The Photographer's Riddle

Have you ever taken a photograph that simply blows you away? I'm talking about a photograph that brings you to your knees. It makes you tremble with excitement and you absolutely can't wait to share it with the world. You're boiling with anticipation to see the reaction of people as they look at your photograph. And then you show it to people. The reaction is one of disinterest. People aren't interested because it doesn't move them. It's probably not because it's a bad picture, but because there is no real reason for them to get excited. Maybe they don't understand what's happening in the frame. Maybe they just don't care about the subject matter or maybe they've already seen 1000 pictures earlier in the day.

But why then did you get so overwhelmed? Why were you so convinced that this picture would be a smashing success? What even makes a picture successful?

I was thinking about this phenomenon the other day and realized that with every photograph I take, I am emotionally invested in some way. As photographers, we attach ourselves to the subject matter. We involve ourselves in the story and therefore become emotionally attached. Photographers instinctively make their imprint on every image they take. I'm not saying that's a bad thing. I think as photographers we need to interact with our environment in order to truly understand what we want to say. The tricky part is (and here's the catch) that we need to remember that our experience of actually making a picture is very personal. The picture becomes the property of the photographer once that shutter is released. No one else knows exactly what the photographer was thinking while making a photo. Only the photographer knows.

And that is where the hang-up can come from. We think that everyone else is going to like our picture because we had such a profound experience making it. The truth is, our profound experiences don't always translate to the photographic form. So no matter how amazing your experience was, don't expect your audience to immediately respond in the same way. Each person will feel something completely different.

I've been rambling a bit, but I'm coming to my point. My original thought is more of a reminder to myself and it is this: When editing your photographs, do everything in your power to look at them from various perspectives. Imagine that you didn't take the picture. Imagine that you don't know the back story. Pretend that you are a child seeing everything new for the first time. And if you can't do that, ask other people to edit your work and select their favorites. Ask them why they choose what they do. And maybe, just maybe, the images they like the most will be the ones you think are the best.

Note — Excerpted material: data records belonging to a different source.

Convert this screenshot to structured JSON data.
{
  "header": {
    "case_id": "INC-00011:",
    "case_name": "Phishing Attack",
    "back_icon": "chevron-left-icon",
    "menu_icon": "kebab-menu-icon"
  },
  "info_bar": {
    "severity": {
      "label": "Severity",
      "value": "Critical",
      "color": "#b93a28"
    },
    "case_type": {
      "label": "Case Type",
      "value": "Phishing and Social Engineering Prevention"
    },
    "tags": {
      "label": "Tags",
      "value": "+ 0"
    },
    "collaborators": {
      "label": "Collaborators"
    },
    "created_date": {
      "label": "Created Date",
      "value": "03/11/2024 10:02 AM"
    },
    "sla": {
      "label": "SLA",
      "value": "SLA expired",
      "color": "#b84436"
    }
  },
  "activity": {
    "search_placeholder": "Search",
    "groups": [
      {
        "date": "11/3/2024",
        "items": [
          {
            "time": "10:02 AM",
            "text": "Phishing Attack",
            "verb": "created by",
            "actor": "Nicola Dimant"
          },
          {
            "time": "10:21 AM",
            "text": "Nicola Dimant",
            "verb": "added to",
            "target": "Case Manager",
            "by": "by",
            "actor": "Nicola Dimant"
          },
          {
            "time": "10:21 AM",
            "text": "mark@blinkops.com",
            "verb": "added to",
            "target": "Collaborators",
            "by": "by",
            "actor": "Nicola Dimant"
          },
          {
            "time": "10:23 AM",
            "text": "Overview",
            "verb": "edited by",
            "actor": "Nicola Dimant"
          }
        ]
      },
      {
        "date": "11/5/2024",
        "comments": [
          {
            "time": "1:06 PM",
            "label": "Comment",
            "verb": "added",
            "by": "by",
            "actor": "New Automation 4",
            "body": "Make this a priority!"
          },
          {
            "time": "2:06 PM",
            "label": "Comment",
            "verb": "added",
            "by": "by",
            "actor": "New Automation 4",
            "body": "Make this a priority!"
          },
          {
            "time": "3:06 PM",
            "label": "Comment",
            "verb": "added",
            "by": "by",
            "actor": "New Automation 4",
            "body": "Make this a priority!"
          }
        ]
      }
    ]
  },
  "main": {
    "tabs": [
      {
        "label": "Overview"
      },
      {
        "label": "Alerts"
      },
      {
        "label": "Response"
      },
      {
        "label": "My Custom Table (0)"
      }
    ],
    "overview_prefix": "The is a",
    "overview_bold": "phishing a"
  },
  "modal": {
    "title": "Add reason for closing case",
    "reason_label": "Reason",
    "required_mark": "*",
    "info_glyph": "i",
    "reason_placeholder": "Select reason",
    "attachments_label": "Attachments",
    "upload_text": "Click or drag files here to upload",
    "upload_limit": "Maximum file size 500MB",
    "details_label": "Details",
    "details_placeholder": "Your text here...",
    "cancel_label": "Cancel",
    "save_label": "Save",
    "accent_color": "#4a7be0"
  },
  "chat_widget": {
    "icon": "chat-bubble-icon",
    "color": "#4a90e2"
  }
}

And that, I think, is when you've made a successful picture. We all respond to good stories. If you can tell a great story in one frame, then your audience will inevitably want to see more.